TASK BRIEF
Where does the string "está" appear in the records? Copy each line that holds it.

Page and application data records
------------

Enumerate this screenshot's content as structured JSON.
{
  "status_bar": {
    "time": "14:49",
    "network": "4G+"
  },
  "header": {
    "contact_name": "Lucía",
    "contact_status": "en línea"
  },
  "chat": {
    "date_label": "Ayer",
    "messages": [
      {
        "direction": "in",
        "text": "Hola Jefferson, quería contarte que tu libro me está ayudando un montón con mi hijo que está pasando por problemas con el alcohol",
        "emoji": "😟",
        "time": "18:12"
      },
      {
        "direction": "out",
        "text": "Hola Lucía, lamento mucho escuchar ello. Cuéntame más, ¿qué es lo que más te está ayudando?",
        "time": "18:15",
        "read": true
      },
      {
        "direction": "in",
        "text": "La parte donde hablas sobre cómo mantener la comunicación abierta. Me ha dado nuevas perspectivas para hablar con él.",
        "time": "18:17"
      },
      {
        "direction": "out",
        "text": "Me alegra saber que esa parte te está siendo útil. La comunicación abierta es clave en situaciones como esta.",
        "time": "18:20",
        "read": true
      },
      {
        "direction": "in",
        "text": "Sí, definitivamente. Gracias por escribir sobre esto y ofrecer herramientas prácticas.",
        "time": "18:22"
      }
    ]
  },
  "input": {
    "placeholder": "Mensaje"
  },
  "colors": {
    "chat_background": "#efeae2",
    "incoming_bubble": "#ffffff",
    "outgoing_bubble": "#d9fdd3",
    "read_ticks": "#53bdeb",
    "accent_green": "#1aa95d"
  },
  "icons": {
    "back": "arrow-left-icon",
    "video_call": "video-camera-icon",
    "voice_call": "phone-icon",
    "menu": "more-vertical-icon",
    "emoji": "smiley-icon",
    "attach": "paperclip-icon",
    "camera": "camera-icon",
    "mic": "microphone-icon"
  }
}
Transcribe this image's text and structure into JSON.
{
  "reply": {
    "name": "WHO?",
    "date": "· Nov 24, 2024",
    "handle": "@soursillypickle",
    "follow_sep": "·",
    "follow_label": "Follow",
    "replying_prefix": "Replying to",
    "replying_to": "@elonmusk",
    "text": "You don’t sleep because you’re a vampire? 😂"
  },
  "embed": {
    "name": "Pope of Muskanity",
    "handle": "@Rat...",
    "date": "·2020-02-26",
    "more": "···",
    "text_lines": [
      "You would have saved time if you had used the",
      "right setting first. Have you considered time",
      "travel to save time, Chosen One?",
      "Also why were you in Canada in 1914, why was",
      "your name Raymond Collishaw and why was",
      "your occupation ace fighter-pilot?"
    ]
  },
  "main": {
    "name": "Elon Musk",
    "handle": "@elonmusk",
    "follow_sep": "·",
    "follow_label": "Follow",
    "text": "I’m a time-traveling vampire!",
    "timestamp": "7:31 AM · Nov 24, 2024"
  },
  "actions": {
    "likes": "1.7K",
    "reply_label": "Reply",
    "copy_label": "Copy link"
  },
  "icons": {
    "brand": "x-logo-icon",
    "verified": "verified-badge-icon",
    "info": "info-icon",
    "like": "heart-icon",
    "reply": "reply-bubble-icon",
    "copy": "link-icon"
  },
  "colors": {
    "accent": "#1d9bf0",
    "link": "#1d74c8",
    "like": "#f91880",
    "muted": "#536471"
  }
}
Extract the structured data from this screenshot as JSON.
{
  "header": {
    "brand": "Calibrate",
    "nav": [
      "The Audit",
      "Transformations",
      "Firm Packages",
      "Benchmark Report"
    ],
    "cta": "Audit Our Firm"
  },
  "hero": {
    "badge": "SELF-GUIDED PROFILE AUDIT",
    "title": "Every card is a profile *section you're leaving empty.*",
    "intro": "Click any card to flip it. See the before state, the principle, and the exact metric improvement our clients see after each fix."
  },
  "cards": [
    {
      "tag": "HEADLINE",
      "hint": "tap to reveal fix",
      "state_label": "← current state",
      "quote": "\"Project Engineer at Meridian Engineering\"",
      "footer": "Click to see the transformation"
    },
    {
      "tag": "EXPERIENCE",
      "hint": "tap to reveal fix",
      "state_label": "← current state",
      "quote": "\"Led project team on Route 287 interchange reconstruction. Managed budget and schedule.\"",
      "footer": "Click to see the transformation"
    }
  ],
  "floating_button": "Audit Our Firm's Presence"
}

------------

OUTPUT OF THE TASK
        "text": "Hola Jefferson, quería contarte que tu libro me está ayudando un montón con mi hijo que está pasando por problemas con el alcohol",
        "text": "Hola Lucía, lamento mucho escuchar ello. Cuéntame más, ¿qué es lo que más te está ayudando?",
        "text": "Me alegra saber que esa parte te está siendo útil. La comunicación abierta es clave en situaciones como esta.",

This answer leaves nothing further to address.